When you’ve been around as long as the Harry Fox Agency, you’re going to make some enemies, screw some things up, over react and over reach. You’re also going to do a lot of things right, make some friends and do some good. But most of all, you’re going to be the whipping boy for your client’s enemies, screwups, overreacting and over reaching.
From one whipping boy to another, that’s just not fair and anyone who has ever tried to do anything really hard with data in the music business knows it. So pish and pshaw on those who gang up on HFA in the debate on the Music Modernization Act. Let’s look at the facts.
When HFA developed the first digital download mechanical license in the late 1990s, the current crop of critics were nowhere to be seen.
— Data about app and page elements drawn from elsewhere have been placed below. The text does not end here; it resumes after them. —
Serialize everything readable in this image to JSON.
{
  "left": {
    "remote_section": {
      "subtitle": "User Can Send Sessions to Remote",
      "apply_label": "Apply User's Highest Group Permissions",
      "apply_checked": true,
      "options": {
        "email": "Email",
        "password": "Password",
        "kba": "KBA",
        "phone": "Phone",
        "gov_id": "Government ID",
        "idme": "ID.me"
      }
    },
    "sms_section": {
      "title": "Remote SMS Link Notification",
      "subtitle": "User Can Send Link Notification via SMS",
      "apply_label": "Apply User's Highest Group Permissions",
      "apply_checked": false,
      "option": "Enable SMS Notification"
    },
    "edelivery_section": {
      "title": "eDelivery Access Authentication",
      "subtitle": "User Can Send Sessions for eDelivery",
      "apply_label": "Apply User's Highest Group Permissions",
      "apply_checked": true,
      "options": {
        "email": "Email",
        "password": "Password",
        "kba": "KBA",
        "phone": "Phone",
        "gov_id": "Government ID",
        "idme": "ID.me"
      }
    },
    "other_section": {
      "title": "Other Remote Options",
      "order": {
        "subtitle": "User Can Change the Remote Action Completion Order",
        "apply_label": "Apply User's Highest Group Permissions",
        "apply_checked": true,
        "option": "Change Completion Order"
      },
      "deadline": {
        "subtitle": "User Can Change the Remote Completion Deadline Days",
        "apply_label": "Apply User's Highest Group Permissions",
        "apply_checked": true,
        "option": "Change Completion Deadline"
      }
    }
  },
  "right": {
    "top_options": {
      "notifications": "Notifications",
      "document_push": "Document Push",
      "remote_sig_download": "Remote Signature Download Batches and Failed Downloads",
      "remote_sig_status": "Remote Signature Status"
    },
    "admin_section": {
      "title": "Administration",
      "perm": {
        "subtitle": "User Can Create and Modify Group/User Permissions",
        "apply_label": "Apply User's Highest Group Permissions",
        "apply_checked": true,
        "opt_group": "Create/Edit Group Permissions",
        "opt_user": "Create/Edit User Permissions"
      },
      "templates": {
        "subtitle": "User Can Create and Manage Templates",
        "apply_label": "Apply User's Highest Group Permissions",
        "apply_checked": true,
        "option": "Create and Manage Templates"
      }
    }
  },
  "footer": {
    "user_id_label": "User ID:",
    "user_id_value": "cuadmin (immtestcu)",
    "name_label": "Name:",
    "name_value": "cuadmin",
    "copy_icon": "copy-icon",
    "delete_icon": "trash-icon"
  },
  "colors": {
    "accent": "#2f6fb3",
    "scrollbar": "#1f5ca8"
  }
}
Was it a perfect solution? Not entirely, no. But it did work and business got done and songwriters made money. We were all feeling our way along the digital precipice and making it up as we went along.
I will go out on a limb here and say that if it weren’t for people like HFA’s Ed Murphy, it’s entirely possible that there would be no “streaming mechanical” at all. That would be the same Ed Murphy who stepped up and licensed Napster’s effort at a p2p subscription service in 2001. Again, the current crop of critics were nowhere to be seen.
Here’s another fact that you won’t hear about. When it came time to mete out justice to a massive infringer record company who had been ripping off Texas singer-songwriters for years and years, it was HFA who stood with us. Not because they made money, not because there was some pot of gold for them–there wasn’t and they didn’t.
They did it because it was the right thing to do.
They may not be choir boys, but they have their moments. When we really needed them, they showed up for Texas songwriters. And that’s how we measure friendship in my part of the world.
HFA is often blamed for the Spotify meltdown which in its own way led directly to the controversial safe harbor in the Music Modernization Act. You can tell that’s true because the MMA’s proponents never talk about the safe harbor except to say that they negotiated away the rights of all the world’s songwriters in some “grand bargain,” the grandness of which elludes me almost as much as the legitimacy of consent.
The fact that Spotify chose to go forward without all the rights necessary to do business is not HFA’s fault. It is Spotify’s fault. If Spotify has an issue with HFA, that’s between them. Ultimately, Spotify knew what it was doing and I seriously, seriously doubt that HFA told them otherwise. I won’t believe it without both pictures and tapes.
Another fact is that the clearance problems that Spotify and some other HFA clients have were set in motion well before SESAC’s acquisition of HFA in 2015. If anything, HFA’s been doing it better and cleaner after the acquisition in my opinion. So if there is blame to go around, then the blame should go all the way around.
You may hear some pretty nasty comments about HFA now that its parent’s parent company is lobbying for a seat at the table on the Music Modernization Act. Pay them no mind. If SESAC and HFA had been dealt in at the beginning of the MMA process–which it sounds like they were not along with a lot of other people who should have been there, too–then there’d be some actual evidence that they were reneging on a commitment instead of no evidence that a commitment was ever made. If you’re going to bet the farm, don’t take silence as consent.
Bashing HFA won’t fix the failure to include them, and I for one think it’s really unfair. The solution isn’t dealing them out, the solution is embracing SESAC and HFA by respecting their efforts to make MMA a better bill that will have a greater chance of flourishing.